Consult your doctor before trying this dish, it is not for the weak of heart. In Michael Ruhlman and Brian Polcyn’s “Charcuterie”, they describe a recipe for pork belly confit used by Jim Drohman at Le Pichet in Seattle. Essentially it’s pork belly braised in duck fat and then deep fried. But believe me, the heart attack will be worth it. First, you’re going to need to secure yourself a pork belly. I got this glorious slab of love from Bobolink Farm in Vernon, NJ. If you join their mailing list they will email you when their meat (veal, pork, beef) becomes available and you can have it delivered to your door. The belly comes in a slab of approximately 10lbs: Cut this beauty into approximately a 6lb and a 4 pound piece. I would make the fatter end the 4lb’er, as the fattier cut is better for roasting (which is what I did with it).
Run a sharp knife along the underside of the skin pulling the skin back as you go. Keep as much of the fat on the meat as you can.
Cut into 1 inch wide strips and then divide into 1in x 3in chunks.
Toss with the following dry cure:
2 tbsp ground black pepper
1/2 tbsp cinnamon
1/2 tsp ground cloves
1/4 teaspoon ground allspice
3 bay leaves crumbled
10 sprigs fresh thyme
4 tbsp salt
1 tsp pink salt (I did not use this)
Cover the pork in white wine. Cover and refrigerate for 24-36 hours.
Remove pork from cure, pat the pieces dry, place in an ovenproof pot/ dutch oven and cover with rendered fat (duck/pork). I needed a 5lb vat of duck fat to entirely cover the pieces. Bring to a simmer on the stovetop, remove from heat, and then place in the oven, uncovered, and cook until the pork is fork tender, about 2-3 hours.
Remove from the oven and let it cool to room temperature. Refrigerate in the pan it was cooked in – the pork should be completely submerged in the fat. Refrigerate until completely chilled or for up to 2 months.
Remove as many pieces as you’d like from the fat, wipe off the excess fat, and allow to come to room temperature. Heat a deep heavy pot of oil for deep-frying and deep-fry the pieces until crispy and heated through (about 2 minutes). Remove and drain on paper towels.

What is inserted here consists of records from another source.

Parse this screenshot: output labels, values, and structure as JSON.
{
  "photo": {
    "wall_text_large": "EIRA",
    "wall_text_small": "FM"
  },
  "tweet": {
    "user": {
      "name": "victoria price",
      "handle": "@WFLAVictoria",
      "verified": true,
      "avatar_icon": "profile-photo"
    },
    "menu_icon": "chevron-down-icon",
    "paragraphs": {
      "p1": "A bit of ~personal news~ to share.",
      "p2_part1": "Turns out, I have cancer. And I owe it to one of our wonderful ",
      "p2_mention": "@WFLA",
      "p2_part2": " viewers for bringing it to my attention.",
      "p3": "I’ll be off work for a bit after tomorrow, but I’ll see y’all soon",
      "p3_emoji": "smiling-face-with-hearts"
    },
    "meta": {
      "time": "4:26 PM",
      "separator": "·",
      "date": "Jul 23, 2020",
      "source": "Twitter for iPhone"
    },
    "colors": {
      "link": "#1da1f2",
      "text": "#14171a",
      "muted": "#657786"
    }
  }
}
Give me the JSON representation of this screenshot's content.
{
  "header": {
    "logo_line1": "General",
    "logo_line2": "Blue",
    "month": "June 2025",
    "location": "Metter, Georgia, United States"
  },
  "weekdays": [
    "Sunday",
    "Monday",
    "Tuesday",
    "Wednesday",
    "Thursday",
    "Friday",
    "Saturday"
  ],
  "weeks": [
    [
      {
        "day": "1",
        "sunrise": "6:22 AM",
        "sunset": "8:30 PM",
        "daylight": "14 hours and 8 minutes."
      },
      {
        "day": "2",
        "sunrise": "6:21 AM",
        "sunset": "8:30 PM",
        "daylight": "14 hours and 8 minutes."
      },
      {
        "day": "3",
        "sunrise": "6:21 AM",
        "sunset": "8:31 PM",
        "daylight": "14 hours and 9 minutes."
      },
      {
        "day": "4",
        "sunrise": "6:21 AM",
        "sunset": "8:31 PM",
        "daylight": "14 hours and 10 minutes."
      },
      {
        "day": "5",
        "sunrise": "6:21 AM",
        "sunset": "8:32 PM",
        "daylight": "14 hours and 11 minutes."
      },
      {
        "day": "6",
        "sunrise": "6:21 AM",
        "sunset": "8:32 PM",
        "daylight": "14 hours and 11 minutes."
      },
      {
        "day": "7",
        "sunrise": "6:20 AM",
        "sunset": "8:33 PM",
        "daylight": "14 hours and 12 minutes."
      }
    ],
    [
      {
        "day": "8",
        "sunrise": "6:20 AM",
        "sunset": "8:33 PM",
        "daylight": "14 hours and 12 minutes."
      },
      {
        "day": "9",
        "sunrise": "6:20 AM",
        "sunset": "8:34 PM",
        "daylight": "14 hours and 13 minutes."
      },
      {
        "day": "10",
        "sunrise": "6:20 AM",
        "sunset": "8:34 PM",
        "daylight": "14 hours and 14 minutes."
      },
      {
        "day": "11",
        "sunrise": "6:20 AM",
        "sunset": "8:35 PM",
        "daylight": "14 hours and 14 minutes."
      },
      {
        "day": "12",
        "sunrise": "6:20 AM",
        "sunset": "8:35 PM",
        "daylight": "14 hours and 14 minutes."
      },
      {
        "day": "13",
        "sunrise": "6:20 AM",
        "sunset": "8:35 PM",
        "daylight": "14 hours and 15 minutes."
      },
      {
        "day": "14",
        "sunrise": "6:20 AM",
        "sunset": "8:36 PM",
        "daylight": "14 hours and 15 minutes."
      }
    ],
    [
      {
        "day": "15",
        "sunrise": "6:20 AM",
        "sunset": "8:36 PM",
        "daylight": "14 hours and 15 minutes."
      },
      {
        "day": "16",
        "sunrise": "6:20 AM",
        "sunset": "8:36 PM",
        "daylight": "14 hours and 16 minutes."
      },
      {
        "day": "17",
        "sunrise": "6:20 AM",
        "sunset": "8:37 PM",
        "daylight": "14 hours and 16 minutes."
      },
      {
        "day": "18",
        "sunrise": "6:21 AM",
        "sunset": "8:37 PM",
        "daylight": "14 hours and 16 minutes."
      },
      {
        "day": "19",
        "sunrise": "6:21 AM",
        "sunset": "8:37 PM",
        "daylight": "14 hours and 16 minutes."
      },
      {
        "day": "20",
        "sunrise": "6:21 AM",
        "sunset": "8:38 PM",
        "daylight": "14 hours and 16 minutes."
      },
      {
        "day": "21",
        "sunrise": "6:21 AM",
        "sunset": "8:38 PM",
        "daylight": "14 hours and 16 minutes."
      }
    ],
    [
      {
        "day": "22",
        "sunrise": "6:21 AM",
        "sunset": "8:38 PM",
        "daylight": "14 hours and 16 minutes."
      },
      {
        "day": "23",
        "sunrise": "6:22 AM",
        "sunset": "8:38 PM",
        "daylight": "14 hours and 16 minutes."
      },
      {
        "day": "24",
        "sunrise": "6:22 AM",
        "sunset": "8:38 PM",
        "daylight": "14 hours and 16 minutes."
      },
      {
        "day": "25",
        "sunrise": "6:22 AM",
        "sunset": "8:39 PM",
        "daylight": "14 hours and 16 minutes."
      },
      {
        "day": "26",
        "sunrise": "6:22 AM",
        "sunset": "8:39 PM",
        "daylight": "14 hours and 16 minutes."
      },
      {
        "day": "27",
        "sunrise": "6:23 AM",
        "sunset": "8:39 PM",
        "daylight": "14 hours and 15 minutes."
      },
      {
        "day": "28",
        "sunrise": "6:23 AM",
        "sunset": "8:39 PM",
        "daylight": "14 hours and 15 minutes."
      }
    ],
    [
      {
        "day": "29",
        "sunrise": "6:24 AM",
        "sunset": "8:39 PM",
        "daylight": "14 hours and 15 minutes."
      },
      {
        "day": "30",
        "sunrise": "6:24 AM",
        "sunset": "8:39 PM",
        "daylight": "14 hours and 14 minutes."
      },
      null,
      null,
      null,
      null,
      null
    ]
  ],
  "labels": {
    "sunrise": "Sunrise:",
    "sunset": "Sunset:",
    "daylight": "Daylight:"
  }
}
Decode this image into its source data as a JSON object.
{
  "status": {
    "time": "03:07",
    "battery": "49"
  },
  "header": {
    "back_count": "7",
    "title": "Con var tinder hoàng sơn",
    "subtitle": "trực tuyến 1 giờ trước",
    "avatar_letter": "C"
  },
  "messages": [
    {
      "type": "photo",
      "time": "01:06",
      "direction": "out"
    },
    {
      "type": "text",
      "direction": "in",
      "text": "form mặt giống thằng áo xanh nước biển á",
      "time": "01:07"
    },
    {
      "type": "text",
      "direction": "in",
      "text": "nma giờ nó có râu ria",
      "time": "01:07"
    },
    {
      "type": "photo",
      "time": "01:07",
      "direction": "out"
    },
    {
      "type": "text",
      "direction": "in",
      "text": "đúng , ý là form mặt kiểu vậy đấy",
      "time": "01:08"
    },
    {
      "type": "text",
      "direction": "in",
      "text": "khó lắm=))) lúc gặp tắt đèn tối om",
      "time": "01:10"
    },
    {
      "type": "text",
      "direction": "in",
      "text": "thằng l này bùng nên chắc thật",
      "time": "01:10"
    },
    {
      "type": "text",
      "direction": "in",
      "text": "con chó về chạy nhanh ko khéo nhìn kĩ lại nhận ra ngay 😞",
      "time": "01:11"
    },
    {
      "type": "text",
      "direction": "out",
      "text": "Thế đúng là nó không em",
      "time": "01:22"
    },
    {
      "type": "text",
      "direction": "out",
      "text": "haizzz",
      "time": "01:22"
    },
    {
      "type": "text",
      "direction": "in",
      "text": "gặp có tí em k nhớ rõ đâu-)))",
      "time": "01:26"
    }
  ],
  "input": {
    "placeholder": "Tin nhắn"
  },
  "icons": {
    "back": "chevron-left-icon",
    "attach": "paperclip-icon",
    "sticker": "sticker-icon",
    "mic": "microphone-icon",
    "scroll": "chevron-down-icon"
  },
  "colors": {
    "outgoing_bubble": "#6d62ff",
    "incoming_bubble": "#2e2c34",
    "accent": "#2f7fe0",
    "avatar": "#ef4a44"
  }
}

Deep frying the pieces in oil (you can also fry them in the fat they were preserved in) makes them a bit crispy on the outside with a melting fatty texture on the inside. Ruhlman suggests serving with a simple salad with vinaigrette, some good mustard, and a crusty baguette. REALLY. REALLY. REALLY. GOOD.